The girders or blades were forgings in RR56 aluminium alloy, as were the top and bottom links, which were U-shaped forgings with self-lubricating bronze brushes and ample surfaces to carry cornering loads. The long, supple springs ran from near the axle to eccentrics on which the lower link was pivotted. Rotating both eccentrics about half a turn moved the link pivot centre forward, thereby shortening the trail and simultaneously moving the springs into a more vertical position, making them effectively stiffer. This change from solo to sidecar trim could be made in a few minutes and did not call for any alternative parts. I think the idea is unique to the Stevenage product.
The Girdraulic set-up has since become almost a standard fitting on speedway sidecars, and this is about as tough an assignment as you could wish for.

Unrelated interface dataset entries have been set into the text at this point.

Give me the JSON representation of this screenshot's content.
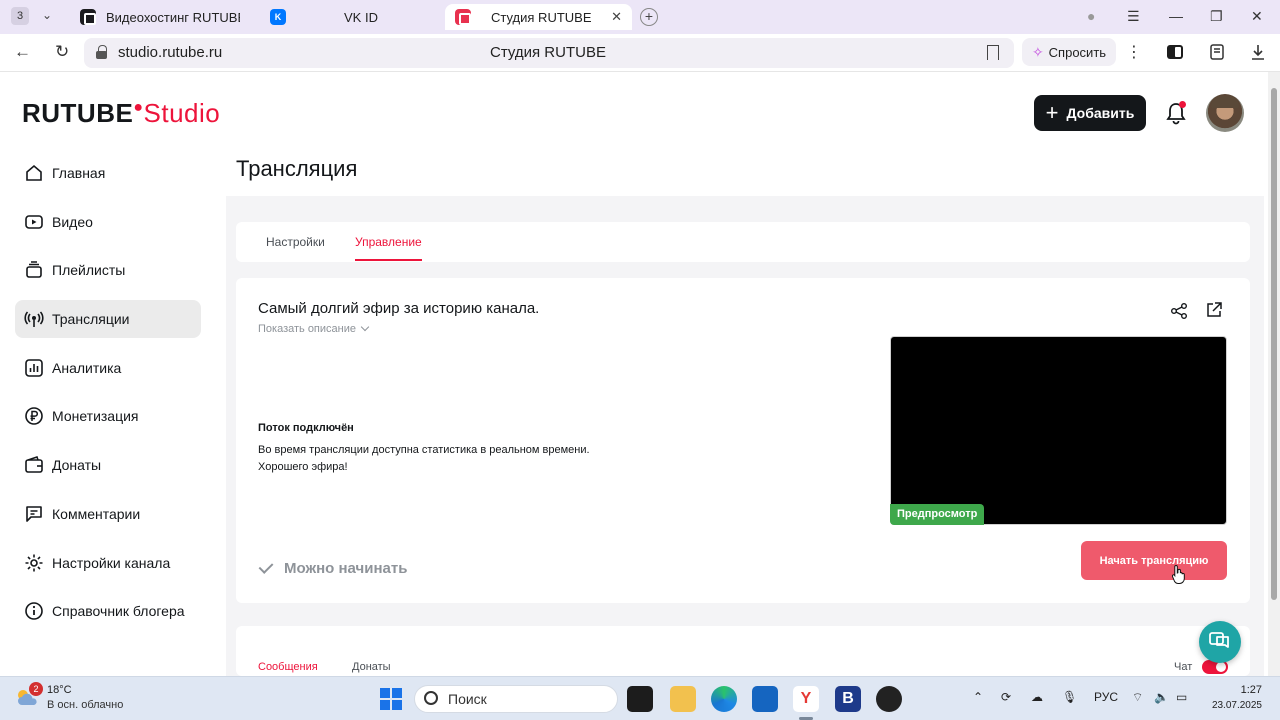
{
  "browser": {
    "tab_count": "3",
    "tabs": [
      {
        "label": "Видеохостинг RUTUBE. С"
      },
      {
        "label": "VK ID"
      },
      {
        "label": "Студия RUTUBE"
      }
    ],
    "url": "studio.rutube.ru",
    "page_title": "Студия RUTUBE",
    "ask_label": "Спросить"
  },
  "header": {
    "logo_part1": "RUTUBE",
    "logo_part2": "Studio",
    "add_label": "Добавить"
  },
  "sidebar": {
    "items": [
      {
        "label": "Главная",
        "icon": "home-icon"
      },
      {
        "label": "Видео",
        "icon": "video-icon"
      },
      {
        "label": "Плейлисты",
        "icon": "playlist-icon"
      },
      {
        "label": "Трансляции",
        "icon": "broadcast-icon",
        "active": true
      },
      {
        "label": "Аналитика",
        "icon": "analytics-icon"
      },
      {
        "label": "Монетизация",
        "icon": "ruble-icon"
      },
      {
        "label": "Донаты",
        "icon": "wallet-icon"
      },
      {
        "label": "Комментарии",
        "icon": "comment-icon"
      },
      {
        "label": "Настройки канала",
        "icon": "gear-icon"
      },
      {
        "label": "Справочник блогера",
        "icon": "info-icon"
      }
    ]
  },
  "main": {
    "title": "Трансляция",
    "tabs": [
      {
        "label": "Настройки"
      },
      {
        "label": "Управление",
        "active": true
      }
    ],
    "broadcast": {
      "title": "Самый долгий эфир за историю канала.",
      "show_description": "Показать описание",
      "status_title": "Поток подключён",
      "status_line1": "Во время трансляции доступна статистика в реальном времени.",
      "status_line2": "Хорошего эфира!",
      "preview_label": "Предпросмотр",
      "ready_label": "Можно начинать",
      "start_button": "Начать трансляцию"
    },
    "chat": {
      "tabs": [
        {
          "label": "Сообщения",
          "active": true
        },
        {
          "label": "Донаты"
        }
      ],
      "chat_label": "Чат",
      "chat_enabled": true
    }
  },
  "taskbar": {
    "notification_count": "2",
    "temperature": "18°C",
    "weather": "В осн. облачно",
    "search_label": "Поиск",
    "language": "РУС",
    "time": "1:27",
    "date": "23.07.2025"
  },
  "colors": {
    "brand": "#ed143b",
    "start_button": "#ef5a6c",
    "preview_badge": "#3ea84b",
    "help_fab": "#1fa5a6"
  }
}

Models fitted with Girdraulic forks and a hydraulic damper at the rear were designated Series C and at about this time the letters "HRD" were dropped from the name, because American riders confused it with the Harley-Davidson initials.
Although there was not much 1000 cc class racing in England, the Clubman's TT provided a chance to demonstrate the Rapide's handling and reliability. The race consisted of four laps of the 37 3/4-mile course, and machines had to be standard in all respects (including the fuel tank) except for the removal of lamp glasses and rear stands. Riders who had competed in any International TT were banned, so that most were entirely new to the circuit.
In the 1948 Senior event (350-1000 cc) 10 Rapides started, and much to the general surprise, nine of them finished, occupying first and second places, and most of the positions down to llth. George Brown put up the fastest lap at 82.6 mph.
In 1949, the Black Shadow,with Girdraulic forks became eligible for the Clubman's, with just about the same result as the year before except that C. Horn, who had scarcely ever won a road race anywhere, recorded the fastest lap of 85.6 mph, which was pretty fair going considering that A. R. Foster's fastest lap in the real Senior on a Guzzi twin was 89 mph.
In this year refuelling was not permitted and probably the most remarkable thing was that the Shadow, which won at 76.3 mph, covered the 151 miles on less than 3.6 gallons of poor quality (80 octane) petrol; a consumption bettering 42 mpg.
There are plenty of modern two-strokes which do not do much better at touring speeds.
In 1948, we introduced the 85 bhp "Black Lightning", a stripped racing model with the usual speed modifications such as high compression pistons, big Amal carburettors, different cams, and a considerable amount of lightened and magnesium parts which brought the weight down to under 380 lb, but the basic specification . was still the same as that of the Rapide and Shadow.
About 20 were built, but they made their mark by capturing many national and world speed records, the first one taking the American record at just over 150 mph at its first attempt and later going much faster. In 1955 two New Zealanders, Burns and Wright, captured both solo and sidecar world records at 185 and 155 mph with models modified to Lightning specifications but fully streamlined.
Roughly, that is the "Shadow" story.
The selling price 20 years ago was 400 Pounds. Today they are fetching three times that amount and spare parts are still available.
There must be a moral there somewhere.